Following our success last week in finding lots of the supposedly-vanished Yellow Wagtails in the extreme east of the county, I returned to check the adjacent tetrad behind the pleasure-domes of  Xamber. It was warm and humid as I left the seawall along a supposed bridleway with a wagtail-free pea-field on one side and sunny spots of greenery lining the caravan site on the other.

At a certain point my way was blocked by the broad and still waters of Broomhill Creek. My map showed that I had passed unknowingly a crossing place, having fallen victim once more to the Tall Summer Vegetation Menace which completely concealed not only the bridge but also, it seemed, any path on its far side.

There was little alternative but to meander with a mazy motion, following the creek back round towards Broomhill Farm. There was just one Yellow Wagtail out among the peas, quite a few Skylarks & Reed Buntings, a distant Marsh Harrier and the same Barn Owl we’d noticed the previous week. Plus various greenery-birds, including Lesser Whitethroat, along by the caravans. And, for much of the time, the calls of Sandwich Terns & Med Gulls coming from beyond the seawall. I wasn’t very happy though.

As I passed the cottages, the fungicide-spraying gentleman we’d chatted to the previous week came out to ask how I’d got on. He insisted that there really was a crossing place over there – lots of people used it – and a clear mown track the other side too. So it looked as if I’d have to blame my own oversight rather than ESCC RoW…but opted to blame the tall reeds instead.
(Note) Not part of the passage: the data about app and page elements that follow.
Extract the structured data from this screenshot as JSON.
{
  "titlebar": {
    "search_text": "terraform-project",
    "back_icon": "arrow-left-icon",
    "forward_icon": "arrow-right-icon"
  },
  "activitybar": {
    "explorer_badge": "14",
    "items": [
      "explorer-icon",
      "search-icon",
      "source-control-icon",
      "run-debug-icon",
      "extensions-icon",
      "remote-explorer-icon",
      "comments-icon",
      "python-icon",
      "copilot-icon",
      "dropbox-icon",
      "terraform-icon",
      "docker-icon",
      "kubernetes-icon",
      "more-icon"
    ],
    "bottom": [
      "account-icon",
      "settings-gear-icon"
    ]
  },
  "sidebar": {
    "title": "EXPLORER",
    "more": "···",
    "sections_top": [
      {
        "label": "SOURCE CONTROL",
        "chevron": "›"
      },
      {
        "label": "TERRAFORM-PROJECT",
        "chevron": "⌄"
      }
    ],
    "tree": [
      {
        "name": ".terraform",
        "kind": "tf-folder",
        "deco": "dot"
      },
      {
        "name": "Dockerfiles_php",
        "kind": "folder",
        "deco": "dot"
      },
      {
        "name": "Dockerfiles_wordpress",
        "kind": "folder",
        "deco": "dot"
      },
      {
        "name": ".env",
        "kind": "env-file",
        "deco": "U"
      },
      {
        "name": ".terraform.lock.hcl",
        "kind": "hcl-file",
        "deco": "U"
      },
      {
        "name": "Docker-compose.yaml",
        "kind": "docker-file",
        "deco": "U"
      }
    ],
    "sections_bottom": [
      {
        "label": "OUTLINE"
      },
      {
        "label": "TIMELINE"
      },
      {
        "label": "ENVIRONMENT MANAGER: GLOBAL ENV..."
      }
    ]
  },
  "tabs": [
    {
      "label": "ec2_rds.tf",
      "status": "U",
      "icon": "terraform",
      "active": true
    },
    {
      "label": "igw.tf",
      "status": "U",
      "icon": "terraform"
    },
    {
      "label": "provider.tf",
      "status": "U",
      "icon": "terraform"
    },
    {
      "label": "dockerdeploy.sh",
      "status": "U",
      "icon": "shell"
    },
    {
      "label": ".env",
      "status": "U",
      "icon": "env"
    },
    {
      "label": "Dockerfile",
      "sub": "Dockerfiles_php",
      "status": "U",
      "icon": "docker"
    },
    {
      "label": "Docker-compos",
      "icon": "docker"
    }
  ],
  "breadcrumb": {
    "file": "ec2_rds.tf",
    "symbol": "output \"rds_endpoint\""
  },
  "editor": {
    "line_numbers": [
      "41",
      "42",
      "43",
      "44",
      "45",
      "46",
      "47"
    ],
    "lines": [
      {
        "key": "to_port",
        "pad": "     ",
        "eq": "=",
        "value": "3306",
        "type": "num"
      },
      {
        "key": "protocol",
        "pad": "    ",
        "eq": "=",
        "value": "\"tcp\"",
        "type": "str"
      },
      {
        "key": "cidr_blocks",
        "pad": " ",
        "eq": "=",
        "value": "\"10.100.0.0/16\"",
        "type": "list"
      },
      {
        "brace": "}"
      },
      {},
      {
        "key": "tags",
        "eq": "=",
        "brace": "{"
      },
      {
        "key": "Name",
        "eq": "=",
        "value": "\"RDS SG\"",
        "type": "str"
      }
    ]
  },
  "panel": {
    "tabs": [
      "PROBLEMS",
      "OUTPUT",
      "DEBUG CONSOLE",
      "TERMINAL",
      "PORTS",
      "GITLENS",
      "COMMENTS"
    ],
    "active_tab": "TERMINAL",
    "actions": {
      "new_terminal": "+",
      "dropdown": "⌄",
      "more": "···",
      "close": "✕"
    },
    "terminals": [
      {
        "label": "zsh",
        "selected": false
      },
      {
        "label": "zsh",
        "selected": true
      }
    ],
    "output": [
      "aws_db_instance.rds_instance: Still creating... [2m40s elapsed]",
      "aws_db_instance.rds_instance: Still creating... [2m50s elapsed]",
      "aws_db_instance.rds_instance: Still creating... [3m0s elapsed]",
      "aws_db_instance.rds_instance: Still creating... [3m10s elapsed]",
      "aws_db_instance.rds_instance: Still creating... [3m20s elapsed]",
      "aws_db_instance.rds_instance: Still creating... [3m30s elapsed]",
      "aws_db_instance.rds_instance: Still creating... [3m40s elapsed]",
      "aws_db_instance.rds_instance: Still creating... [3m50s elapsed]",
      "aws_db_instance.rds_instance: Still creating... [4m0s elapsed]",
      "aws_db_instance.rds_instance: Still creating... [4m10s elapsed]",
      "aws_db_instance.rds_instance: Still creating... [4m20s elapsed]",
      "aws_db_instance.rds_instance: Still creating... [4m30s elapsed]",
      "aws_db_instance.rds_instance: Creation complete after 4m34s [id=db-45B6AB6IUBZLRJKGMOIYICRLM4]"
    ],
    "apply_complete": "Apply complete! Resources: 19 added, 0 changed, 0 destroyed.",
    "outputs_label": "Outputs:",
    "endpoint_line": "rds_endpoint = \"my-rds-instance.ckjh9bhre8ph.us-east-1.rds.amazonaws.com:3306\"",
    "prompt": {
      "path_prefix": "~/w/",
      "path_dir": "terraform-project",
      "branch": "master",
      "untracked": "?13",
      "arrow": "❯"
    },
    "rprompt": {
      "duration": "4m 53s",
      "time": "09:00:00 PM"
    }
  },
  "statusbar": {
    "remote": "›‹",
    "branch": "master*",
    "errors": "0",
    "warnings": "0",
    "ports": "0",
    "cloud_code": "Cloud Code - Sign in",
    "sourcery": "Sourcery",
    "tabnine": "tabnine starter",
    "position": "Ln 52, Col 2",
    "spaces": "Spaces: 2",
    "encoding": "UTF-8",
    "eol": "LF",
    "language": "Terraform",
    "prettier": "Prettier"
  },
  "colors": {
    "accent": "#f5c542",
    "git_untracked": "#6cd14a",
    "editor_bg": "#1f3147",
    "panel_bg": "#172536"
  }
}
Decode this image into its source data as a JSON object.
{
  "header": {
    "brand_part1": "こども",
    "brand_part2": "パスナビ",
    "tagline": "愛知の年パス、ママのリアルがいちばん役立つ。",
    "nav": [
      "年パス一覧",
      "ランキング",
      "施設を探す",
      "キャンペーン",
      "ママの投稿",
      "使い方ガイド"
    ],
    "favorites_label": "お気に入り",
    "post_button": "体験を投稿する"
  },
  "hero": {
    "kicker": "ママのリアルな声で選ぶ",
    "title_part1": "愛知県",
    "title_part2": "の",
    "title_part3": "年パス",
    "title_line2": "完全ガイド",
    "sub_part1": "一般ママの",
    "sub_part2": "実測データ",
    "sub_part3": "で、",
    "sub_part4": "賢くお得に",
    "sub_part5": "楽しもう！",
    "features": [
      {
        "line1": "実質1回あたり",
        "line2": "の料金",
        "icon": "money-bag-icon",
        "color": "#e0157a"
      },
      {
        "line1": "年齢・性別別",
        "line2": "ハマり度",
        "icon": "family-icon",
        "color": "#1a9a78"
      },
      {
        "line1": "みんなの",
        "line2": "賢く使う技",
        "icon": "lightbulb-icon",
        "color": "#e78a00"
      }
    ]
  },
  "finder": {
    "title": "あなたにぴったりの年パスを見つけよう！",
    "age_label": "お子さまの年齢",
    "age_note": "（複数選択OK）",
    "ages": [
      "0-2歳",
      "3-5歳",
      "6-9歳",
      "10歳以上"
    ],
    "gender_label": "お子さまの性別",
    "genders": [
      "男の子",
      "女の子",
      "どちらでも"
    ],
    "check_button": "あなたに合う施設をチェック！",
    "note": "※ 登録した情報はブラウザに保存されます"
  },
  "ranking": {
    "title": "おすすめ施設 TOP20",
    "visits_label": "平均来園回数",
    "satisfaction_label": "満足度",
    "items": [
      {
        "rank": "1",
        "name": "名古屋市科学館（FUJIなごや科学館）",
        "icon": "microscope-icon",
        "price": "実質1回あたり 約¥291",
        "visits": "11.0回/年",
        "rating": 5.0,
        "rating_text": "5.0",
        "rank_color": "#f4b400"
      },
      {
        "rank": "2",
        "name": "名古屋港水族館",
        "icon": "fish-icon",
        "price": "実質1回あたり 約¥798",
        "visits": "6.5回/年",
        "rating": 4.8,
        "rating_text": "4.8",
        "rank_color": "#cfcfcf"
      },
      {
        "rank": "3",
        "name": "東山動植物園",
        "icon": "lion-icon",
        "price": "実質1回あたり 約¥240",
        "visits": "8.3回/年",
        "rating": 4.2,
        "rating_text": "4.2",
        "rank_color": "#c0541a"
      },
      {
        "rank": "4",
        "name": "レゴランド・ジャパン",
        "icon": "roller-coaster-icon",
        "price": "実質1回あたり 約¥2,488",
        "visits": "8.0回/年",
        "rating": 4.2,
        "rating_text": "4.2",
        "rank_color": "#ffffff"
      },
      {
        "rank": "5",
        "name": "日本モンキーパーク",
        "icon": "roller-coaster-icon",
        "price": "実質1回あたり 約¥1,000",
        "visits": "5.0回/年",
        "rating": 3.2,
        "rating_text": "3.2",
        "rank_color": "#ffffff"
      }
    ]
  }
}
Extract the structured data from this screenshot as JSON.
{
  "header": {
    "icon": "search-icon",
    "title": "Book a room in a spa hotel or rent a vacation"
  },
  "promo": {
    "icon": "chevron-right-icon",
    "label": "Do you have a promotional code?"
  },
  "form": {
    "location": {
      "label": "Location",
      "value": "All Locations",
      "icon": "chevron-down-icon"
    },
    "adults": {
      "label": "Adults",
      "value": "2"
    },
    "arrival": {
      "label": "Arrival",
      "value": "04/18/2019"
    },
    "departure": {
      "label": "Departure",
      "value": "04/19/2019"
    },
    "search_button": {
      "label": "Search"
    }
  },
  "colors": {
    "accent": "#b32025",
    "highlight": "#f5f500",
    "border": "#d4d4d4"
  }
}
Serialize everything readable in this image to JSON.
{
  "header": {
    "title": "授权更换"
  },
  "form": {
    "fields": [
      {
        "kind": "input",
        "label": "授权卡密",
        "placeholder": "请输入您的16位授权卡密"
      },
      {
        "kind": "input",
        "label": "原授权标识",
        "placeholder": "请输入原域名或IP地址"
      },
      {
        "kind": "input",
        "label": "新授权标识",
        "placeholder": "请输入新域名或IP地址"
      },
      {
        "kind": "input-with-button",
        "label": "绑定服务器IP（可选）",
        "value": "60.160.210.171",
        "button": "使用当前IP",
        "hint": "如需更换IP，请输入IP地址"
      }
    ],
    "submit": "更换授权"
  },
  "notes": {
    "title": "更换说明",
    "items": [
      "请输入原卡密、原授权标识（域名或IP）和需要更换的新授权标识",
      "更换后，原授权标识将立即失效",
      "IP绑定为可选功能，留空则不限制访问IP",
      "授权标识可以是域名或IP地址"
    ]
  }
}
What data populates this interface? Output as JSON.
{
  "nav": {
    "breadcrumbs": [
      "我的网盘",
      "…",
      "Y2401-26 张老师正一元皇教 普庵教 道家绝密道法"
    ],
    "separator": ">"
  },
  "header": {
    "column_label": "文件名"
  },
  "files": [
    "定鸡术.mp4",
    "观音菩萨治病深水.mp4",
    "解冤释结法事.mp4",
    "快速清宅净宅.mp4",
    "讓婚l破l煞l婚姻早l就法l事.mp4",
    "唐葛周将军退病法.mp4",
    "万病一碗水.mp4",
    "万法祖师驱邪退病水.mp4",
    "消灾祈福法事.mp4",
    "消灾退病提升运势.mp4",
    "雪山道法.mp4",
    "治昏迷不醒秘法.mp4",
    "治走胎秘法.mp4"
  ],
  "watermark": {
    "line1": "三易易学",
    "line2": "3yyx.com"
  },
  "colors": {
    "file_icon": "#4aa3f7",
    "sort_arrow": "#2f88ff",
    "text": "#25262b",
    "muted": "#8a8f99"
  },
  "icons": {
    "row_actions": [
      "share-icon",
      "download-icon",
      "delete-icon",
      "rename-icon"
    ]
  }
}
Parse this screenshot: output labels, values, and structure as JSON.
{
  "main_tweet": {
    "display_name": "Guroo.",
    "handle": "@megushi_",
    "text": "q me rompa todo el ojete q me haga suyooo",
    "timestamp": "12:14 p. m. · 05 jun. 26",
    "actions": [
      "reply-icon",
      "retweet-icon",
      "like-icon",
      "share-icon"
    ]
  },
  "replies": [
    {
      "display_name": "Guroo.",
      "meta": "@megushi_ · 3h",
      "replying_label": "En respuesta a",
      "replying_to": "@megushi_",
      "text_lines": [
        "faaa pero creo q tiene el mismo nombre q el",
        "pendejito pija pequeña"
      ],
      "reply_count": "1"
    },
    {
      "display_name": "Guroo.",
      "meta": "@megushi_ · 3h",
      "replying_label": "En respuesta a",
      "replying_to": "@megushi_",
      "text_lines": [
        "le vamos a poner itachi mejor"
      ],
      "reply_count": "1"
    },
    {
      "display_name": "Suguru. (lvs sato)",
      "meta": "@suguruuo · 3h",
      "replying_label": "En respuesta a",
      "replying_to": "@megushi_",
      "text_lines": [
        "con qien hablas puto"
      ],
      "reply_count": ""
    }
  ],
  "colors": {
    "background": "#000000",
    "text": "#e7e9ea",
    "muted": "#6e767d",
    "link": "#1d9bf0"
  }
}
So I shifted my sphere of operations westward to Pound Lane, where I was grateful for a bit of cloud cover until it got a bit cold. Once you’ve got past the retirement bungalows re-purposed as grey-painted designer hideaways you emerge into open sheep-grazing, unsuitable for Yellow Wagtails, There were, however, a couple of singing Corn Buntings on fence posts in pasture picked over by massed Jackdaws, Rooks and noisy young Starlings. To the north of the Wainway Wall, whose curving course follows the early mediaeval  Rother, a few shrill Yellow Wagtail calls came from vast arable fields. In spite of red dots on the OS map and even ESCC waymarkers there was not the slightest gap in the tall crops. Access would be a battle for anything less than an expedition armed with jungle knives and so I mapped the birds as well as I could.

On the way back, I called in on a derelict in which, a few years back, we’d found a Tree Sparrows’ nest stuffed between flimsy layers of wall. No sign of them now though, and I left with legs tingling from nettle stings.